The chances of traditional ways of going about an IT project in that kind of climate are zilch. The follow-me-I’m-right-behind-you-management consultants eulogising the single silver bullet method, have most definitely become purveyors of Hollywood science.
Measuring performance in terms of delivering a specific output to time, budget and quality works in the world of certainty. Maybe today’s business environment is now so uncertain that the only certainty on an IT project is a constantly changing set of business requirements.
In that kind of climate, anyone playing the role of an IT project manager will need to think differently about how the work gets done. IT Project Manager 2014+ will have less control and direct authority over budget and resources. They have all the responsibility and none of the authority; nothing less than an emphatic performance will be expected.
Project Manager 2014+
IT Project Manager 2014+ not only needs to know how to manipulate and measure the triple constraints; they also need to know other qualitative performance traits known to lead to the creation of value.

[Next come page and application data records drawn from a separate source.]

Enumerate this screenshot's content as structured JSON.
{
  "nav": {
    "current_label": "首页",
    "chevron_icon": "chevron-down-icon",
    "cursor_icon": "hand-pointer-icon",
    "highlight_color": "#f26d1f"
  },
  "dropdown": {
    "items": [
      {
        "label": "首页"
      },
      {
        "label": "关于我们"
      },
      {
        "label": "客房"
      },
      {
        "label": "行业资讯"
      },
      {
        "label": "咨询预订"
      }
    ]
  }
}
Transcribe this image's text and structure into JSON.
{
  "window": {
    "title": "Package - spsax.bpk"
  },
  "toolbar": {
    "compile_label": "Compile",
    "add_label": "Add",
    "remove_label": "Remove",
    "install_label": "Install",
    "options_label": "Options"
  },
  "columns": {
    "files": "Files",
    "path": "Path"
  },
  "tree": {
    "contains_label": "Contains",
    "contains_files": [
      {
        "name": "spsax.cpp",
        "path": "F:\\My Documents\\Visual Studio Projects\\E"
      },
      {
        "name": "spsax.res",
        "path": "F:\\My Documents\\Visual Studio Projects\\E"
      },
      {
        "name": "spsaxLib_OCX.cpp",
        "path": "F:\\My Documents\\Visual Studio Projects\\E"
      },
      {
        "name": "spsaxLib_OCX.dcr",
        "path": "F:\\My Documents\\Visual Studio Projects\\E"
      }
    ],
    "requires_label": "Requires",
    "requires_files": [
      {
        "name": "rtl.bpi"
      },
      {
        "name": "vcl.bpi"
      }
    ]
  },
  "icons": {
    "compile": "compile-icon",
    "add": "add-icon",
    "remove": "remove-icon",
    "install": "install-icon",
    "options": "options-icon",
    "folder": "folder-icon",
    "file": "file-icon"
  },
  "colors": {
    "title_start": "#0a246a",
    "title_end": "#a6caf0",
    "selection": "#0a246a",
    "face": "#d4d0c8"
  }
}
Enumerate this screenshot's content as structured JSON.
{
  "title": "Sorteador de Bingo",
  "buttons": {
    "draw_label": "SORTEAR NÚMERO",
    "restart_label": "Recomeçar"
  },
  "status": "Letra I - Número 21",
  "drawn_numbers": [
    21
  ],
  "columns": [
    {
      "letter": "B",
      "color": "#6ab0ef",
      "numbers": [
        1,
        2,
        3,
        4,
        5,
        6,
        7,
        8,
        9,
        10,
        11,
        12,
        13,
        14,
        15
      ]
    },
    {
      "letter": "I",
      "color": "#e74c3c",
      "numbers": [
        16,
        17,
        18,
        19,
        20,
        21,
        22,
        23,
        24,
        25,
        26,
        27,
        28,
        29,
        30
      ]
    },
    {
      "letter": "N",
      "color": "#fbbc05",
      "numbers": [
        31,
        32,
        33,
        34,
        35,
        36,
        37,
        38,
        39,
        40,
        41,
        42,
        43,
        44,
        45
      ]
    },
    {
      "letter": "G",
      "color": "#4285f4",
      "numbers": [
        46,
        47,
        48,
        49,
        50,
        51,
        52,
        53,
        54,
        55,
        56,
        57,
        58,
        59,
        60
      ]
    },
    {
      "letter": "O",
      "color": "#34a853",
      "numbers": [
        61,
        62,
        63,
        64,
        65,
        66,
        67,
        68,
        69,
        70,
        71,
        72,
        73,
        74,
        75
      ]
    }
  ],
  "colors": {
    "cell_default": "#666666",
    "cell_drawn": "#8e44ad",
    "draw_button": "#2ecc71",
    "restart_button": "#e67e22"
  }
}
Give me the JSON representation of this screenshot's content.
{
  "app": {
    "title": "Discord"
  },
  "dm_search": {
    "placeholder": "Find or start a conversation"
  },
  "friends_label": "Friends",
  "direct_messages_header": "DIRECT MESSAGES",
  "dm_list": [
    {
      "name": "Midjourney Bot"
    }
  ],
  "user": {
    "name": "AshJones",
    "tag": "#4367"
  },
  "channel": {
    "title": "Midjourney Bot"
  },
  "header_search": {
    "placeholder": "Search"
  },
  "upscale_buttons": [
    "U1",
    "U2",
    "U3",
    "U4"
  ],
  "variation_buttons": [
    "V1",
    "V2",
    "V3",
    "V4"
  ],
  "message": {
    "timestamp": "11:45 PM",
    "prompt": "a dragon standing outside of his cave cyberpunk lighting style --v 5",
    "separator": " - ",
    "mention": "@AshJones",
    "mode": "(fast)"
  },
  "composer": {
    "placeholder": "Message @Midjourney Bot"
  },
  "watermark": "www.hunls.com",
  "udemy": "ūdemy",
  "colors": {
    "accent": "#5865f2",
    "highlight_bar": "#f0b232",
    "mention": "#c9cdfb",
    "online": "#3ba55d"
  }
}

In a maelstrom of ever-changing business requirements: clarity; fun; unity; agility; confidence; well being; conflict; trust; communication-enablement; and flow are more important than a narrow focus on time, budget and quality.
The problem with text books on IT project management is that they are just not memorable enough. Most of them are guaranteed cures for insomnia. So I’ve made use of memorable mementos from popular culture in recent times to get the messages across.
Andy Warhol made a tin of soup look interesting so I am going to do the same with the world of IT project management. The book is a philosophical pretentious pastiche of metaphorical kitsch. It’s the pulp fiction equivalent for IT project management.
Your next IT project does not need to be embryonic statistical fodder for the next Gartner and Standish report. My book exists to give Standish and Gartner statisticians writer’s block.
Read chapter 26 of Donato’s new book — The Ultimate IT Project Manager — Tin and Wires, Part 1: Data Centre Migration Master (DCM) Class.
Creative Commons image courtesy Comedy Nose.
How do you make sure your project succeeds?
What is your biggest challenge? What gets in your way?